* _Your instructions_
Wherever "JSON" appears in a line of the listing, report that line.
Supplied data Start Marker
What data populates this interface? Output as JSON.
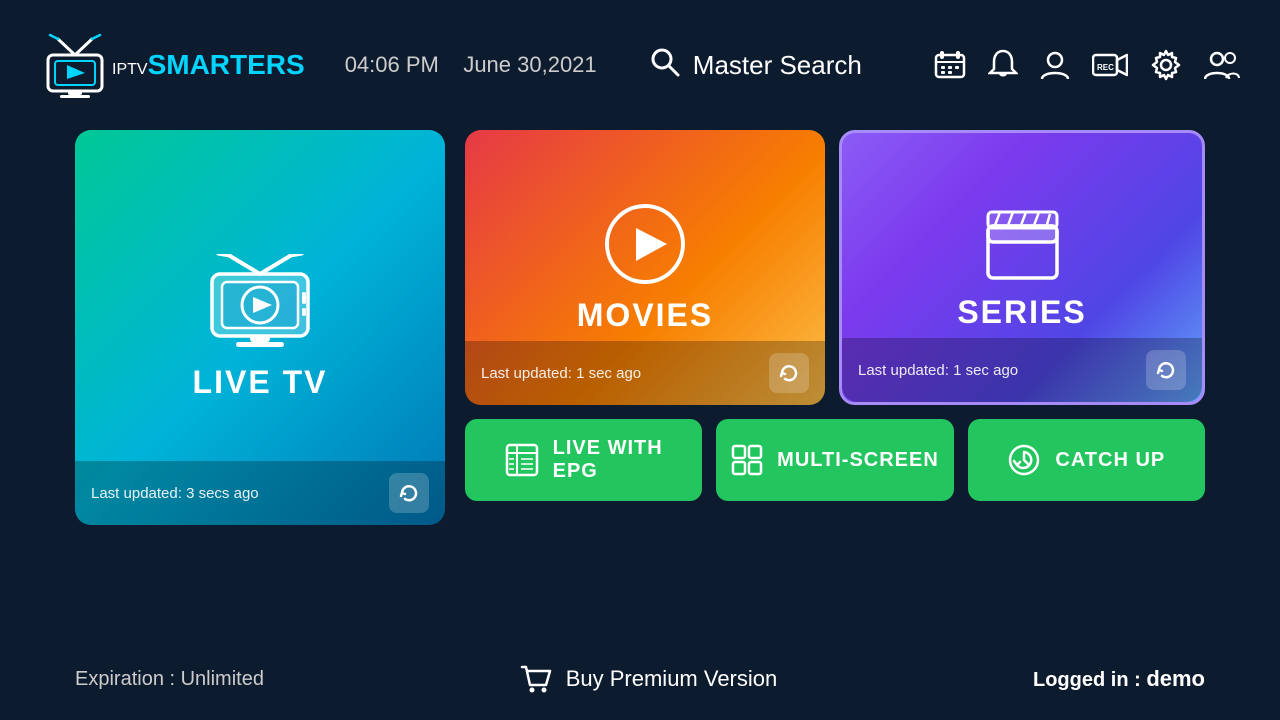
{
  "header": {
    "logo_iptv": "IPTV",
    "logo_smarters": "SMARTERS",
    "time": "04:06 PM",
    "date": "June 30,2021",
    "search_label": "Master Search",
    "icons": [
      {
        "name": "schedule-icon",
        "label": "Schedule"
      },
      {
        "name": "bell-icon",
        "label": "Notifications"
      },
      {
        "name": "profile-icon",
        "label": "Profile"
      },
      {
        "name": "record-icon",
        "label": "Record"
      },
      {
        "name": "settings-icon",
        "label": "Settings"
      },
      {
        "name": "users-icon",
        "label": "Users"
      }
    ]
  },
  "cards": {
    "live_tv": {
      "label": "LIVE TV",
      "footer": "Last updated: 3 secs ago"
    },
    "movies": {
      "label": "MOVIES",
      "footer": "Last updated: 1 sec ago"
    },
    "series": {
      "label": "SERIES",
      "footer": "Last updated: 1 sec ago"
    }
  },
  "buttons": {
    "live_epg": {
      "line1": "LIVE WITH",
      "line2": "EPG"
    },
    "multi_screen": "MULTI-SCREEN",
    "catch_up": "CATCH UP"
  },
  "footer": {
    "expiry_label": "Expiration : Unlimited",
    "buy_label": "Buy Premium Version",
    "logged_prefix": "Logged in : ",
    "logged_user": "demo"
  }
}
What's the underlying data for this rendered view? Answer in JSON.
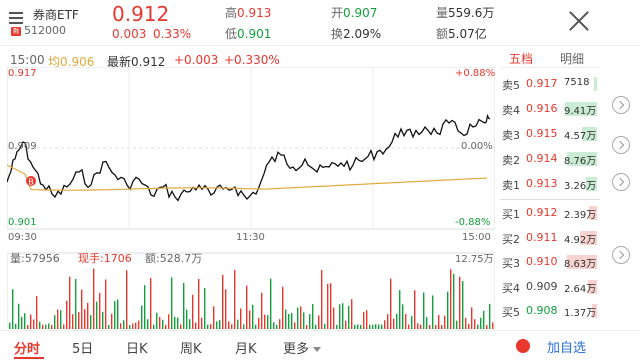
{
  "header": {
    "name": "券商ETF",
    "code_badge": "融",
    "code": "512000",
    "price": "0.912",
    "change": "0.003",
    "change_pct": "0.33%",
    "high_label": "高",
    "high": "0.913",
    "low_label": "低",
    "low": "0.901",
    "open_label": "开",
    "open": "0.907",
    "turnover_label": "换",
    "turnover": "2.09%",
    "volume_label": "量",
    "volume": "559.6万",
    "amount_label": "额",
    "amount": "5.07亿"
  },
  "info": {
    "time": "15:00",
    "avg_label": "均",
    "avg": "0.906",
    "latest_label": "最新",
    "latest": "0.912",
    "delta": "+0.003",
    "delta_pct": "+0.330%"
  },
  "axes": {
    "top_price": "0.917",
    "top_pct": "+0.88%",
    "mid_price": "0.909",
    "mid_pct": "0.00%",
    "bot_price": "0.901",
    "bot_pct": "-0.88%",
    "t_start": "09:30",
    "t_mid": "11:30",
    "t_end": "15:00",
    "marker": "B"
  },
  "volume": {
    "vol_label": "量:57956",
    "hand_label": "现手:1706",
    "amt_label": "额:528.7万",
    "max": "12.75万"
  },
  "orderbook": {
    "tabs": [
      "五档",
      "明细"
    ],
    "asks": [
      {
        "label": "卖5",
        "price": "0.917",
        "vol": "7518",
        "frac": 0.08
      },
      {
        "label": "卖4",
        "price": "0.916",
        "vol": "9.41万",
        "frac": 0.95
      },
      {
        "label": "卖3",
        "price": "0.915",
        "vol": "4.57万",
        "frac": 0.45
      },
      {
        "label": "卖2",
        "price": "0.914",
        "vol": "8.76万",
        "frac": 0.88
      },
      {
        "label": "卖1",
        "price": "0.913",
        "vol": "3.26万",
        "frac": 0.33
      }
    ],
    "bids": [
      {
        "label": "买1",
        "price": "0.912",
        "vol": "2.39万",
        "frac": 0.24
      },
      {
        "label": "买2",
        "price": "0.911",
        "vol": "4.92万",
        "frac": 0.5
      },
      {
        "label": "买3",
        "price": "0.910",
        "vol": "8.63万",
        "frac": 0.87
      },
      {
        "label": "买4",
        "price": "0.909",
        "vol": "2.64万",
        "frac": 0.27
      },
      {
        "label": "买5",
        "price": "0.908",
        "vol": "1.37万",
        "frac": 0.14
      }
    ]
  },
  "nav": {
    "items": [
      "分时",
      "5日",
      "日K",
      "周K",
      "月K",
      "更多"
    ],
    "add": "加自选"
  },
  "colors": {
    "up": "#e8382e",
    "down": "#13a03c",
    "avg": "#e0a93c",
    "accent": "#2b6fd6"
  }
}
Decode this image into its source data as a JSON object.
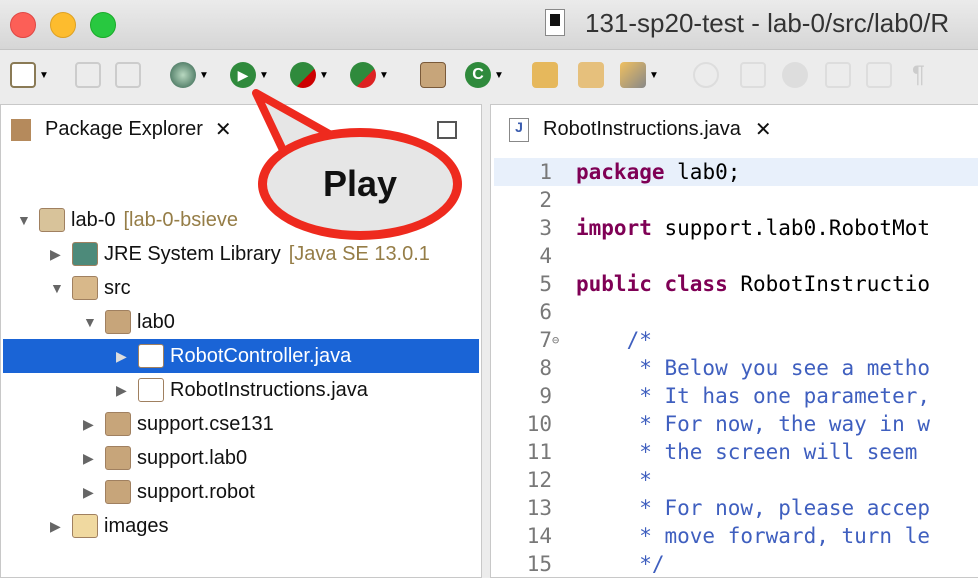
{
  "window": {
    "title": "131-sp20-test - lab-0/src/lab0/R"
  },
  "toolbar": {
    "items": [
      "new-wizard",
      "save",
      "save-all",
      "debug",
      "run",
      "coverage",
      "external-tools",
      "new-java-package",
      "new-java-class",
      "open-type",
      "open-task",
      "search",
      "toggle-mark",
      "pen",
      "share",
      "diff",
      "outline",
      "pilcrow"
    ]
  },
  "explorer": {
    "tab_label": "Package Explorer",
    "tree": [
      {
        "label": "lab-0",
        "decoration": "[lab-0-bsieve",
        "depth": 0,
        "expanded": true,
        "icon": "java-project-icon"
      },
      {
        "label": "JRE System Library",
        "decoration": "[Java SE 13.0.1",
        "depth": 1,
        "expanded": false,
        "icon": "library-icon"
      },
      {
        "label": "src",
        "depth": 1,
        "expanded": true,
        "icon": "source-folder-icon"
      },
      {
        "label": "lab0",
        "depth": 2,
        "expanded": true,
        "icon": "package-icon"
      },
      {
        "label": "RobotController.java",
        "depth": 3,
        "expanded": false,
        "selected": true,
        "icon": "java-file-icon"
      },
      {
        "label": "RobotInstructions.java",
        "depth": 3,
        "expanded": false,
        "icon": "java-file-icon"
      },
      {
        "label": "support.cse131",
        "depth": 2,
        "expanded": false,
        "icon": "package-icon"
      },
      {
        "label": "support.lab0",
        "depth": 2,
        "expanded": false,
        "icon": "package-icon"
      },
      {
        "label": "support.robot",
        "depth": 2,
        "expanded": false,
        "icon": "package-icon"
      },
      {
        "label": "images",
        "depth": 1,
        "expanded": false,
        "icon": "folder-icon"
      }
    ]
  },
  "editor": {
    "tab_label": "RobotInstructions.java",
    "lines": [
      {
        "n": "1",
        "kw": "package",
        "rest": " lab0;"
      },
      {
        "n": "2",
        "kw": "",
        "rest": ""
      },
      {
        "n": "3",
        "kw": "import",
        "rest": " support.lab0.RobotMot"
      },
      {
        "n": "4",
        "kw": "",
        "rest": ""
      },
      {
        "n": "5",
        "kw": "public class",
        "rest": " RobotInstructio"
      },
      {
        "n": "6",
        "kw": "",
        "rest": ""
      },
      {
        "n": "7",
        "cm": "    /*"
      },
      {
        "n": "8",
        "cm": "     * Below you see a metho"
      },
      {
        "n": "9",
        "cm": "     * It has one parameter,"
      },
      {
        "n": "10",
        "cm": "     * For now, the way in w"
      },
      {
        "n": "11",
        "cm": "     * the screen will seem"
      },
      {
        "n": "12",
        "cm": "     *"
      },
      {
        "n": "13",
        "cm": "     * For now, please accep"
      },
      {
        "n": "14",
        "cm": "     * move forward, turn le"
      },
      {
        "n": "15",
        "cm": "     */"
      }
    ]
  },
  "callout": {
    "text": "Play"
  },
  "colors": {
    "selection": "#1a64d6",
    "keyword": "#7f0055",
    "comment": "#3f5fbf",
    "callout_border": "#ee2a1e"
  }
}
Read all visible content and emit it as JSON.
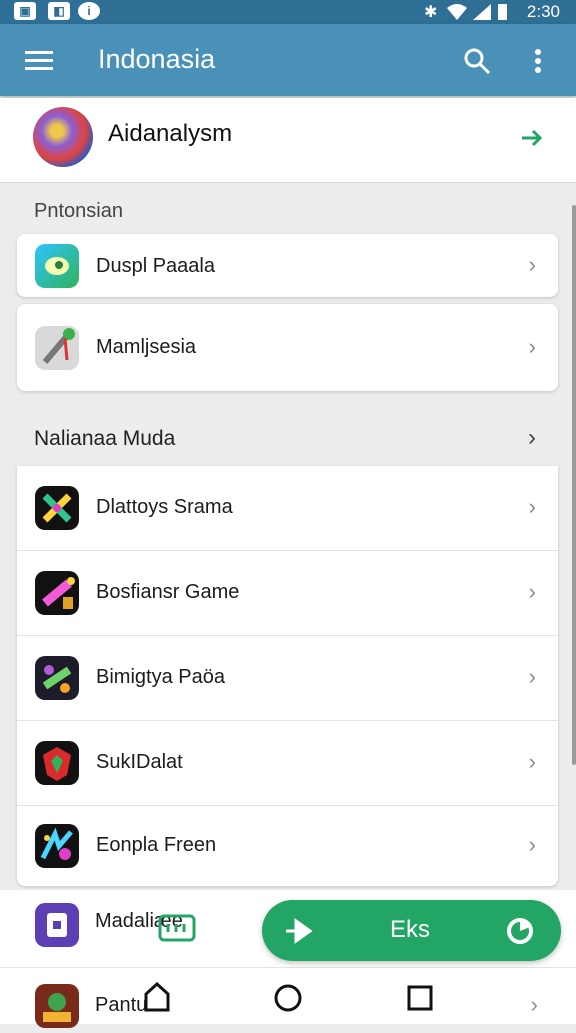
{
  "status_bar": {
    "time": "2:30"
  },
  "app_bar": {
    "title": "Indonasia"
  },
  "header": {
    "name": "Aidanalysm"
  },
  "section1": {
    "label": "Pntonsian",
    "items": [
      {
        "label": "Duspl Paaala"
      },
      {
        "label": "Mamljsesia"
      }
    ]
  },
  "section2": {
    "label": "Nalianaa Muda",
    "items": [
      {
        "label": "Dlattoys Srama"
      },
      {
        "label": "Bosfiansr Game"
      },
      {
        "label": "Bimigtya Paöa"
      },
      {
        "label": "SukIDalat"
      },
      {
        "label": "Eonpla Freen"
      }
    ]
  },
  "bottom_list": {
    "items": [
      {
        "label": "Madaliæe"
      },
      {
        "label": "Pantu"
      }
    ]
  },
  "fab": {
    "label": "Eks"
  }
}
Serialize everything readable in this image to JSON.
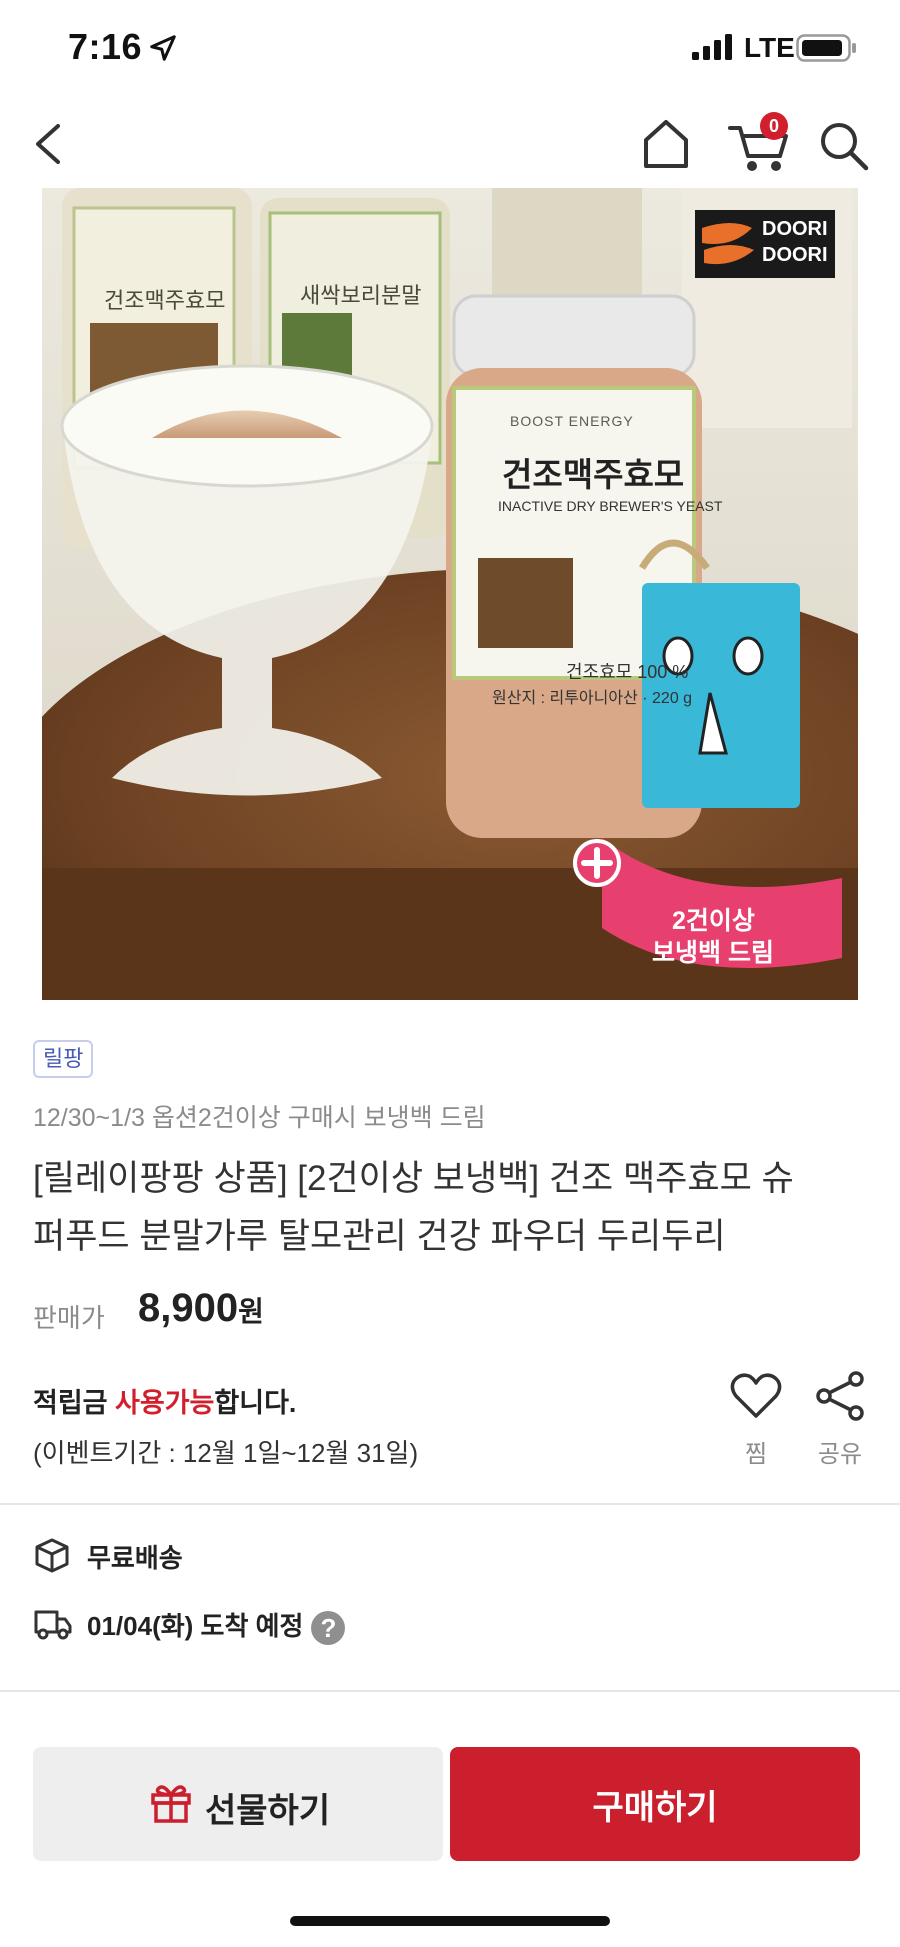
{
  "status_bar": {
    "time": "7:16",
    "network": "LTE"
  },
  "nav": {
    "cart_count": "0"
  },
  "hero": {
    "brand_logo_line1": "DOORI",
    "brand_logo_line2": "DOORI",
    "jar_brand": "BOOST ENERGY",
    "jar_title": "건조맥주효모",
    "jar_subtitle": "INACTIVE DRY BREWER'S YEAST",
    "jar_content": "건조효모 100 %",
    "jar_origin": "원산지 : 리투아니아산 · 220 g",
    "bg_jar_left": "건조맥주효모",
    "bg_jar_right": "새싹보리분말",
    "badge_line1": "2건이상",
    "badge_line2": "보냉백 드림"
  },
  "product": {
    "tag": "릴팡",
    "promo": "12/30~1/3 옵션2건이상 구매시 보냉백 드림",
    "title_line1": "[릴레이팡팡 상품] [2건이상 보냉백] 건조 맥주효모 슈",
    "title_line2": "퍼푸드 분말가루 탈모관리 건강 파우더 두리두리",
    "price_label": "판매가",
    "price": "8,900",
    "currency": "원"
  },
  "points": {
    "prefix": "적립금 ",
    "highlight": "사용가능",
    "suffix": "합니다.",
    "event_period": "(이벤트기간 : 12월 1일~12월 31일)"
  },
  "actions": {
    "like_label": "찜",
    "share_label": "공유"
  },
  "shipping": {
    "free_label": "무료배송",
    "arrival": "01/04(화) 도착 예정",
    "help": "?"
  },
  "buttons": {
    "gift": "선물하기",
    "buy": "구매하기"
  },
  "colors": {
    "accent_red": "#cc1f2e",
    "tag_blue": "#4a5ab5"
  }
}
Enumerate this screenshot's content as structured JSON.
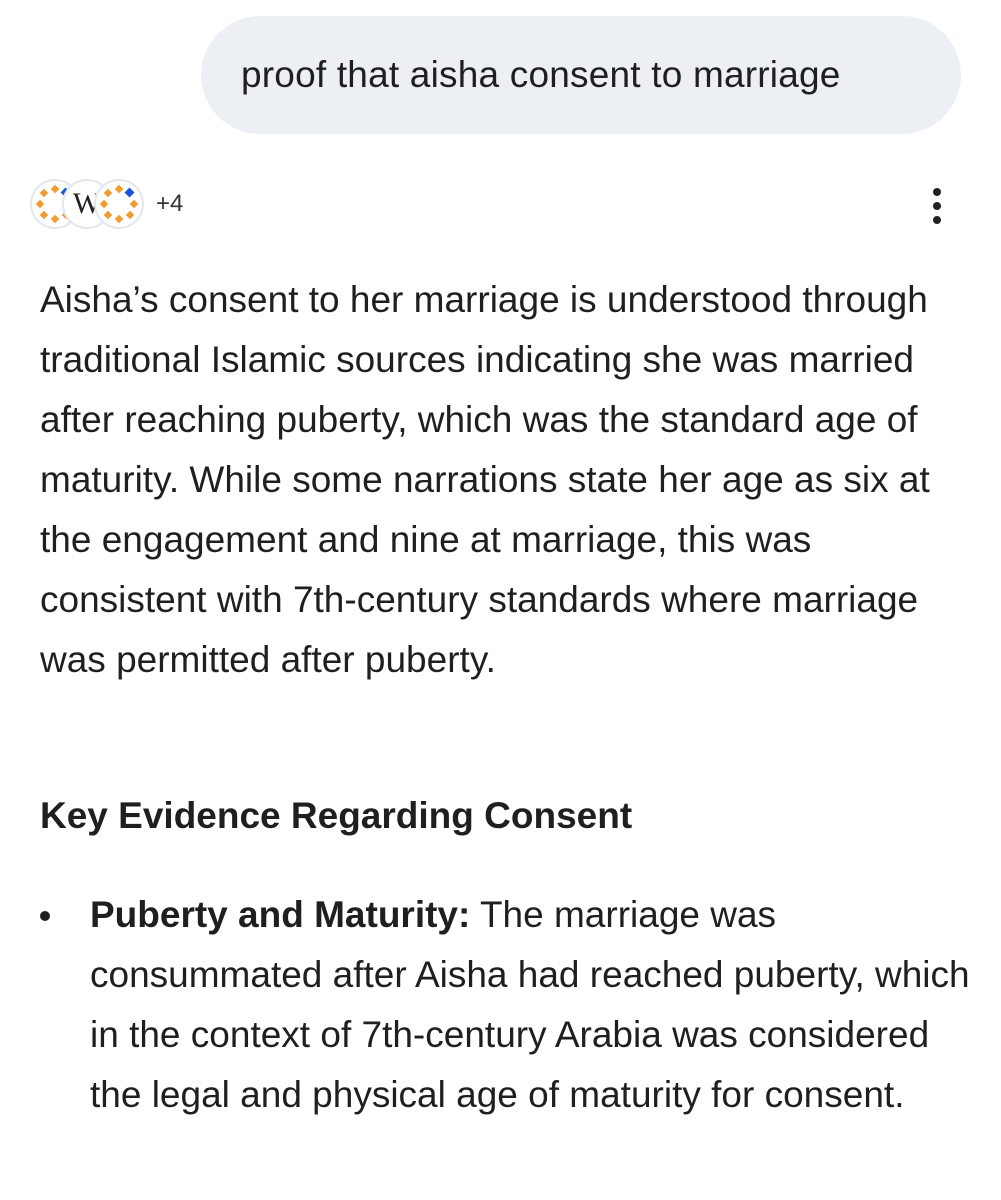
{
  "query": {
    "text": "proof that aisha consent to marriage"
  },
  "sources": {
    "icons": [
      "islamic-site-icon",
      "wikipedia-icon",
      "islamic-site-icon"
    ],
    "wiki_letter": "W",
    "more_count": "+4"
  },
  "answer": {
    "paragraph": "Aisha’s consent to her marriage is understood through traditional Islamic sources indicating she was married after reaching puberty, which was the standard age of maturity. While some narrations state her age as six at the engagement and nine at marriage, this was consistent with 7th-century standards where marriage was permitted after puberty.",
    "heading": "Key Evidence Regarding Consent",
    "bullets": [
      {
        "term": "Puberty and Maturity:",
        "text": " The marriage was consummated after Aisha had reached puberty, which in the context of 7th-century Arabia was considered the legal and physical age of maturity for consent."
      }
    ]
  },
  "colors": {
    "bubble_bg": "#eceff4",
    "text": "#1f1f1f",
    "icon_orange": "#f29a2e",
    "icon_blue": "#1a56db"
  }
}
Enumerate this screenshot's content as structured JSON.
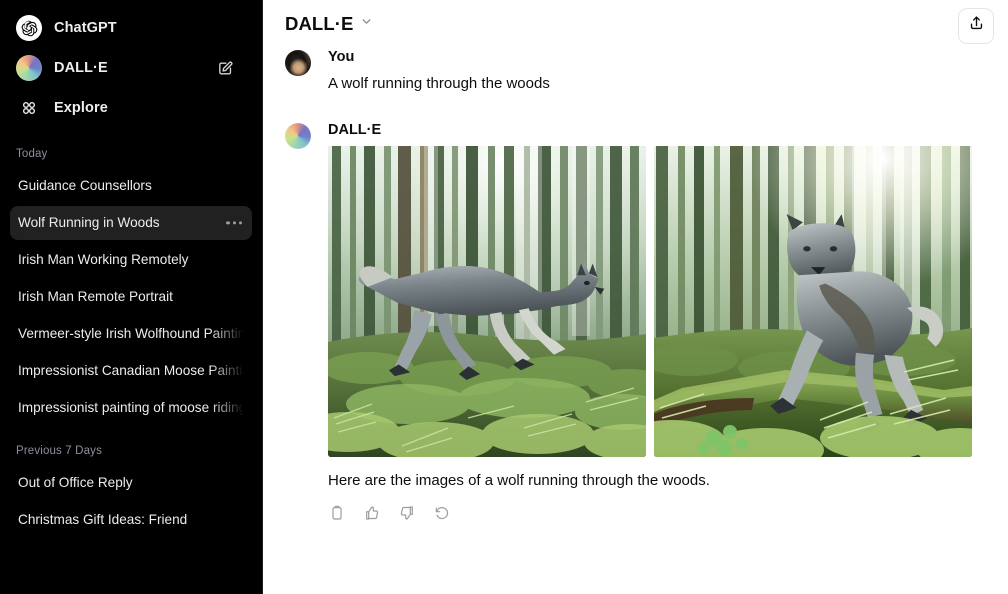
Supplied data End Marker
* _Answer for the task_
What data populates this interface? Output as JSON.
What's the underlying data for this rendered view? Answer in JSON.
Decode this image into its source data as a JSON object.
Read all visible content and emit it as JSON.
Serialize everything readable in this image to JSON.
Enumerate this screenshot's content as structured JSON.
Enumerate this screenshot's content as structured JSON.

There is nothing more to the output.